**Problem description**
Say how many lines of the data contain "stripePublicKey", and nothing more.

**Data extracts**
=== Section Start ===

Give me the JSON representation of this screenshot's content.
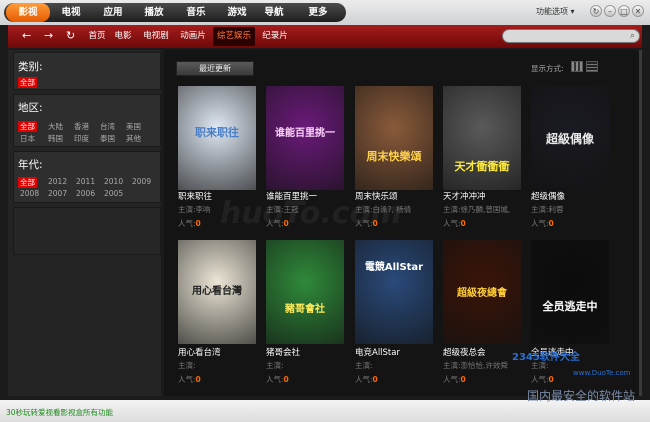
{
  "top_tabs": [
    "影视",
    "电视",
    "应用",
    "播放",
    "音乐",
    "游戏",
    "导航",
    "更多"
  ],
  "top_right": {
    "options_label": "功能选项 ▾",
    "icons": [
      "refresh-icon",
      "minimize-icon",
      "maximize-icon",
      "close-icon"
    ]
  },
  "nav": {
    "back": "←",
    "forward": "→",
    "refresh": "↻",
    "links": [
      "首页",
      "电影",
      "电视剧",
      "动画片",
      "综艺娱乐",
      "纪录片"
    ],
    "active_index": 4,
    "search_placeholder": ""
  },
  "filters": {
    "category": {
      "title": "类别:",
      "options": [
        "全部"
      ]
    },
    "region": {
      "title": "地区:",
      "options": [
        "全部",
        "大陆",
        "香港",
        "台湾",
        "美国",
        "日本",
        "韩国",
        "印度",
        "泰国",
        "其他"
      ]
    },
    "year": {
      "title": "年代:",
      "options": [
        "全部",
        "2012",
        "2011",
        "2010",
        "2009",
        "2008",
        "2007",
        "2006",
        "2005"
      ]
    }
  },
  "toolbar": {
    "latest_button": "最近更新",
    "display_mode_label": "显示方式:"
  },
  "labels": {
    "host": "主演:",
    "popularity": "人气:"
  },
  "cards": [
    {
      "title": "职来职往",
      "host": "李响",
      "pop": "0",
      "poster_text": "职来职往",
      "bg": "#dfe8f3",
      "fg": "#4a7fc8"
    },
    {
      "title": "谁能百里挑一",
      "host": "王冠",
      "pop": "0",
      "poster_text": "谁能百里挑一",
      "bg": "#6b1a7a",
      "fg": "#ffd6ff"
    },
    {
      "title": "周末快乐颂",
      "host": "白泳?, 杨倩",
      "pop": "0",
      "poster_text": "周末快樂頌",
      "bg": "#8a5a3a",
      "fg": "#ffd34a"
    },
    {
      "title": "天才冲冲冲",
      "host": "徐乃麟,曾国城,",
      "pop": "0",
      "poster_text": "天才衝衝衝",
      "bg": "#5a5a5a",
      "fg": "#ffea3a"
    },
    {
      "title": "超级偶像",
      "host": "利蓉",
      "pop": "0",
      "poster_text": "超級偶像",
      "bg": "#1a1a22",
      "fg": "#e8e8e8"
    },
    {
      "title": "用心看台湾",
      "host": "",
      "pop": "0",
      "poster_text": "用心看台灣",
      "bg": "#ece6d6",
      "fg": "#222"
    },
    {
      "title": "猪哥会社",
      "host": "",
      "pop": "0",
      "poster_text": "豬哥會社",
      "bg": "#2f8a3a",
      "fg": "#ffea5a"
    },
    {
      "title": "电竞AllStar",
      "host": "",
      "pop": "0",
      "poster_text": "電競AllStar",
      "bg": "#2a4a7a",
      "fg": "#ffffff"
    },
    {
      "title": "超级夜总会",
      "host": "澎恰恰,许效舜",
      "pop": "0",
      "poster_text": "超級夜總會",
      "bg": "#3a1408",
      "fg": "#ffcf3a"
    },
    {
      "title": "全员逃走中",
      "host": "",
      "pop": "0",
      "poster_text": "全员逃走中",
      "bg": "#0c0c0c",
      "fg": "#ffffff"
    }
  ],
  "watermark": "huoTo.com",
  "status": {
    "text": "30秒玩转爱视看影视盒所有功能"
  },
  "corner_logo": {
    "site": "2345软件大全",
    "url": "www.DuoTe.com",
    "slogan": "国内最安全的软件站"
  },
  "colors": {
    "accent": "#ff7a1a",
    "nav_red": "#a51c1c",
    "selected": "#e00000",
    "popularity": "#ff6a00"
  }
}
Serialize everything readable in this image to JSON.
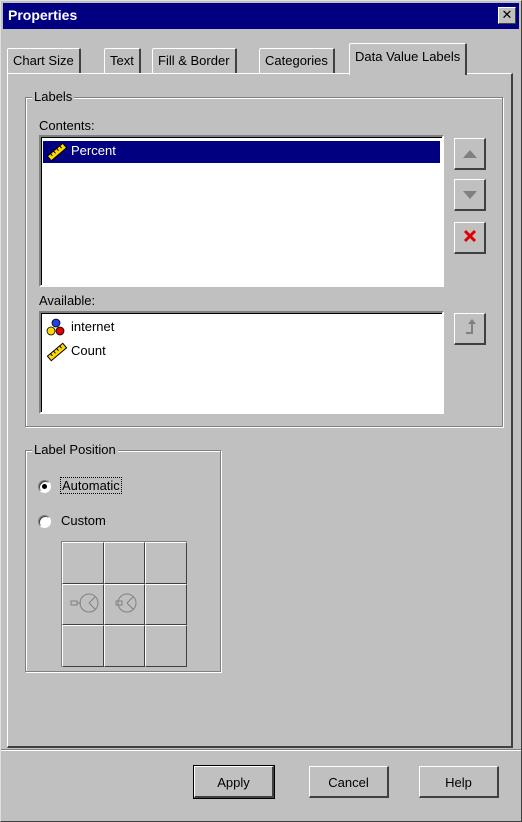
{
  "window": {
    "title": "Properties"
  },
  "tabs": [
    {
      "label": "Chart Size",
      "active": false
    },
    {
      "label": "Text",
      "active": false
    },
    {
      "label": "Fill & Border",
      "active": false
    },
    {
      "label": "Categories",
      "active": false
    },
    {
      "label": "Data Value Labels",
      "active": true
    }
  ],
  "labels_group": {
    "title": "Labels",
    "contents_label": "Contents:",
    "contents": [
      {
        "label": "Percent",
        "icon": "ruler-icon",
        "selected": true
      }
    ],
    "available_label": "Available:",
    "available": [
      {
        "label": "internet",
        "icon": "nominal-variable-icon"
      },
      {
        "label": "Count",
        "icon": "ruler-icon"
      }
    ]
  },
  "label_position": {
    "title": "Label Position",
    "options": [
      {
        "label": "Automatic",
        "checked": true
      },
      {
        "label": "Custom",
        "checked": false
      }
    ]
  },
  "buttons": {
    "apply": "Apply",
    "cancel": "Cancel",
    "help": "Help"
  },
  "colors": {
    "titlebar": "#000080",
    "selection": "#000080",
    "delete_red": "#e00000"
  }
}
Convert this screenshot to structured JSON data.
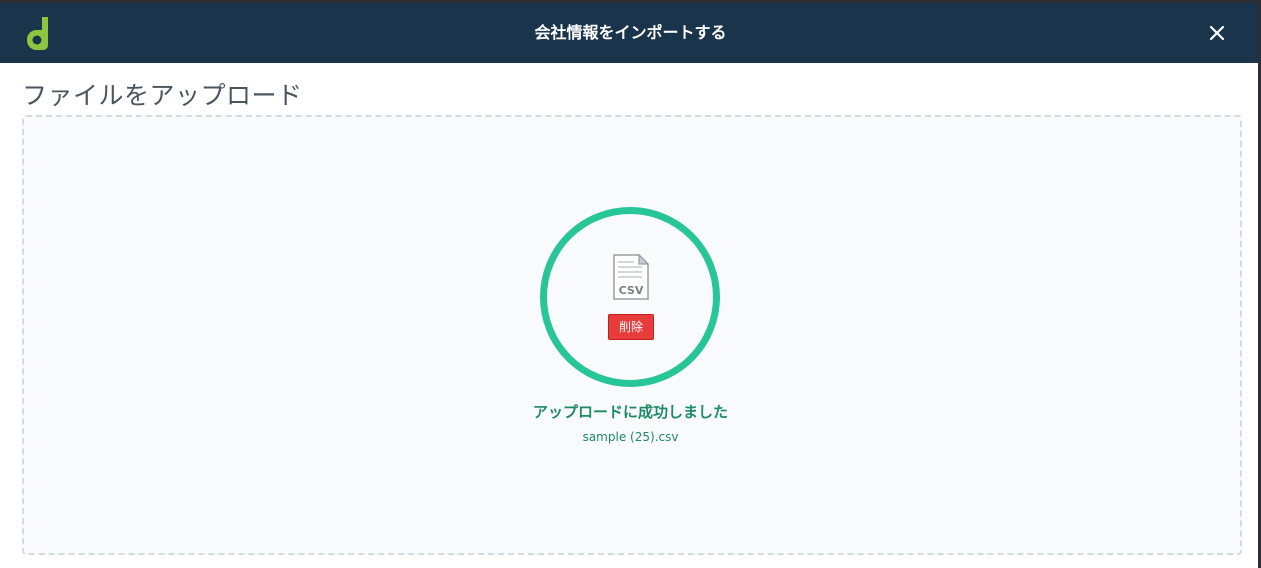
{
  "header": {
    "title": "会社情報をインポートする",
    "logo_icon": "leaf-d-logo-icon",
    "close_icon": "close-icon",
    "background": "#1a344c",
    "logo_color": "#8cc63f"
  },
  "upload": {
    "section_title": "ファイルをアップロード",
    "file_icon": "csv-file-icon",
    "file_type_label": "CSV",
    "delete_label": "削除",
    "success_message": "アップロードに成功しました",
    "file_name": "sample (25).csv",
    "ring_color": "#27c597",
    "success_color": "#1e8b63",
    "delete_color": "#e83b3b"
  }
}
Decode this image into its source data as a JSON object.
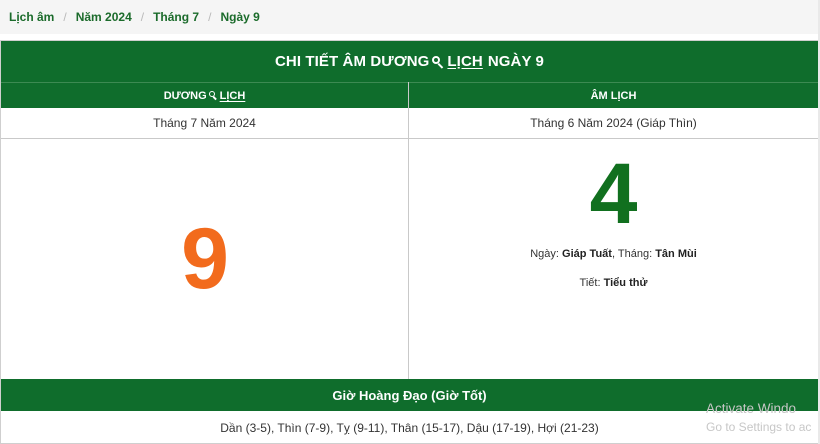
{
  "breadcrumb": {
    "items": [
      "Lịch âm",
      "Năm 2024",
      "Tháng 7",
      "Ngày 9"
    ],
    "separator": "/"
  },
  "title": {
    "before": "CHI TIẾT ÂM DƯƠNG",
    "linked": "LỊCH",
    "after": "NGÀY 9"
  },
  "solar": {
    "header_before": "DƯƠNG",
    "header_linked": "LỊCH",
    "month_year": "Tháng 7 Năm 2024",
    "day": "9"
  },
  "lunar": {
    "header": "ÂM LỊCH",
    "month_year": "Tháng 6 Năm 2024 (Giáp Thìn)",
    "day": "4",
    "day_label": "Ngày:",
    "day_value": "Giáp Tuất",
    "month_label": "Tháng:",
    "month_value": "Tân Mùi",
    "term_label": "Tiết:",
    "term_value": "Tiểu thử"
  },
  "gio_hoang_dao": {
    "header": "Giờ Hoàng Đạo (Giờ Tốt)",
    "list": "Dần (3-5), Thìn (7-9), Tỵ (9-11), Thân (15-17), Dậu (17-19), Hợi (21-23)"
  },
  "watermark": {
    "line1": "Activate Windo",
    "line2": "Go to Settings to ac"
  },
  "colors": {
    "green": "#0f6d2c",
    "solar_day": "#f26b1d",
    "lunar_day": "#11701f"
  },
  "icons": [
    "search-icon"
  ]
}
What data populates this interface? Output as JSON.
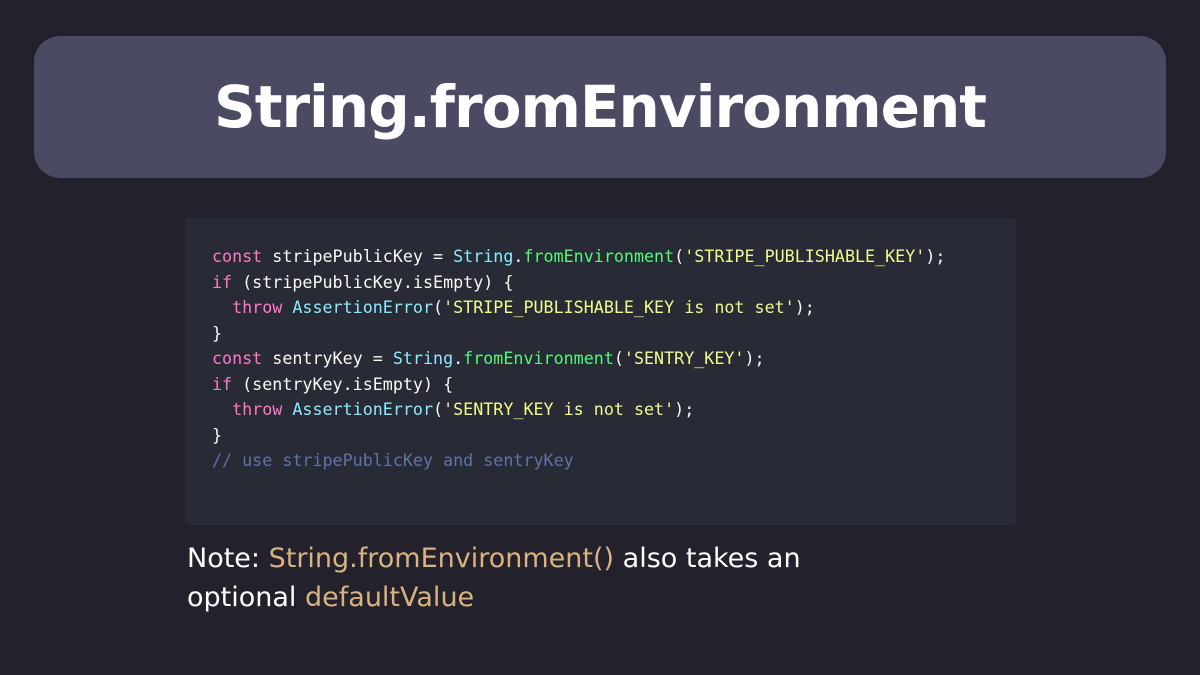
{
  "title": "String.fromEnvironment",
  "colors": {
    "background": "#22212c",
    "banner": "#4a4b63",
    "code_background": "#282a36",
    "keyword": "#ff79c6",
    "class": "#8be9fd",
    "function": "#50fa7b",
    "string": "#f1fa8c",
    "comment": "#6272a4",
    "highlight": "#d8b37f"
  },
  "code": {
    "lines": [
      [
        {
          "t": "const",
          "k": "kw"
        },
        {
          "t": " stripePublicKey = ",
          "k": "plain"
        },
        {
          "t": "String",
          "k": "cls"
        },
        {
          "t": ".",
          "k": "plain"
        },
        {
          "t": "fromEnvironment",
          "k": "fn"
        },
        {
          "t": "(",
          "k": "plain"
        },
        {
          "t": "'STRIPE_PUBLISHABLE_KEY'",
          "k": "str"
        },
        {
          "t": ");",
          "k": "plain"
        }
      ],
      [
        {
          "t": "if",
          "k": "kw"
        },
        {
          "t": " (stripePublicKey.isEmpty) {",
          "k": "plain"
        }
      ],
      [
        {
          "t": "  ",
          "k": "plain"
        },
        {
          "t": "throw",
          "k": "kw"
        },
        {
          "t": " ",
          "k": "plain"
        },
        {
          "t": "AssertionError",
          "k": "cls"
        },
        {
          "t": "(",
          "k": "plain"
        },
        {
          "t": "'STRIPE_PUBLISHABLE_KEY is not set'",
          "k": "str"
        },
        {
          "t": ");",
          "k": "plain"
        }
      ],
      [
        {
          "t": "}",
          "k": "plain"
        }
      ],
      [
        {
          "t": "const",
          "k": "kw"
        },
        {
          "t": " sentryKey = ",
          "k": "plain"
        },
        {
          "t": "String",
          "k": "cls"
        },
        {
          "t": ".",
          "k": "plain"
        },
        {
          "t": "fromEnvironment",
          "k": "fn"
        },
        {
          "t": "(",
          "k": "plain"
        },
        {
          "t": "'SENTRY_KEY'",
          "k": "str"
        },
        {
          "t": ");",
          "k": "plain"
        }
      ],
      [
        {
          "t": "if",
          "k": "kw"
        },
        {
          "t": " (sentryKey.isEmpty) {",
          "k": "plain"
        }
      ],
      [
        {
          "t": "  ",
          "k": "plain"
        },
        {
          "t": "throw",
          "k": "kw"
        },
        {
          "t": " ",
          "k": "plain"
        },
        {
          "t": "AssertionError",
          "k": "cls"
        },
        {
          "t": "(",
          "k": "plain"
        },
        {
          "t": "'SENTRY_KEY is not set'",
          "k": "str"
        },
        {
          "t": ");",
          "k": "plain"
        }
      ],
      [
        {
          "t": "}",
          "k": "plain"
        }
      ],
      [
        {
          "t": "// use stripePublicKey and sentryKey",
          "k": "cmt"
        }
      ]
    ]
  },
  "note": {
    "prefix": "Note: ",
    "highlight1": "String.fromEnvironment()",
    "middle": " also takes an optional ",
    "highlight2": "defaultValue"
  }
}
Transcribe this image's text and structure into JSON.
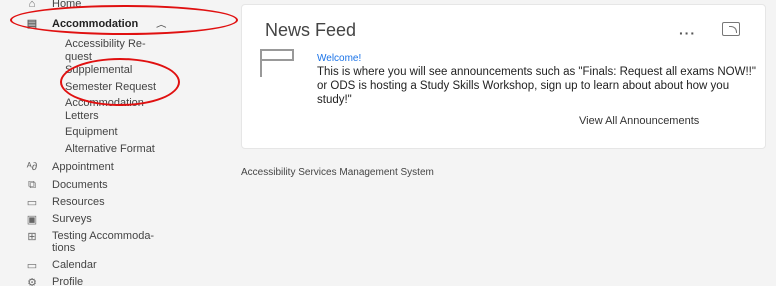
{
  "sidebar": {
    "home": "Home",
    "accommodation": "Accommodation",
    "sub_items": [
      "Accessibility Re-",
      "quest",
      "Supplemental",
      "Semester Request",
      "Accommodation",
      "Letters",
      "Equipment",
      "Alternative Format"
    ],
    "items": [
      {
        "label": "Appointment",
        "icon": "people-icon"
      },
      {
        "label": "Documents",
        "icon": "documents-icon"
      },
      {
        "label": "Resources",
        "icon": "folder-icon"
      },
      {
        "label": "Surveys",
        "icon": "survey-icon"
      },
      {
        "label": "Testing Accommoda-",
        "icon": "testing-icon"
      },
      {
        "label": "tions",
        "icon": ""
      },
      {
        "label": "Calendar",
        "icon": "calendar-icon"
      },
      {
        "label": "Profile",
        "icon": "profile-icon"
      }
    ]
  },
  "news": {
    "title": "News Feed",
    "more": "···",
    "welcome": "Welcome!",
    "message": "This is where you will see announcements such as \"Finals: Request all exams NOW!!\" or ODS is hosting a Study Skills Workshop, sign up to learn about about how you study!\"",
    "view_all": "View All Announcements"
  },
  "footer": "Accessibility Services Management System",
  "colors": {
    "annotation": "#e01010",
    "link": "#1a73e8",
    "background": "#f4f4f4"
  }
}
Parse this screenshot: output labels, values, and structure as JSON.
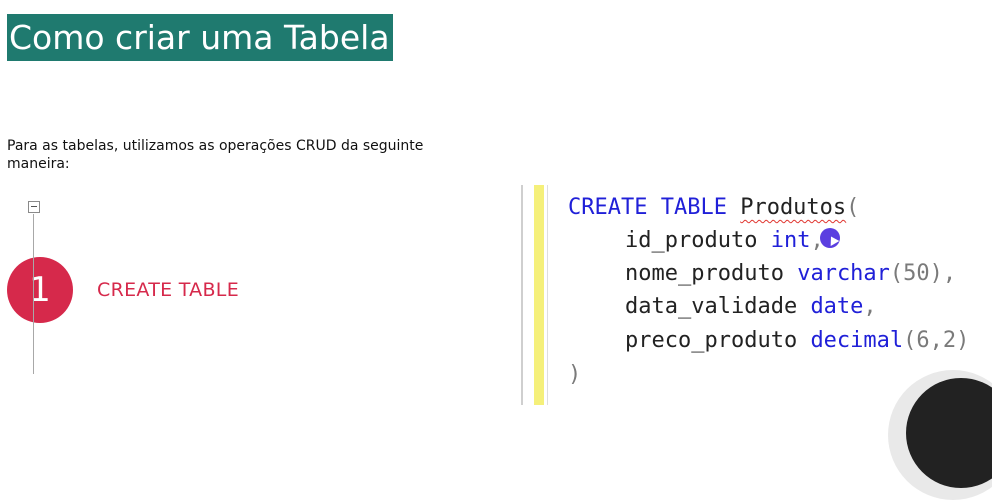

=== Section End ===

**Written answer**
3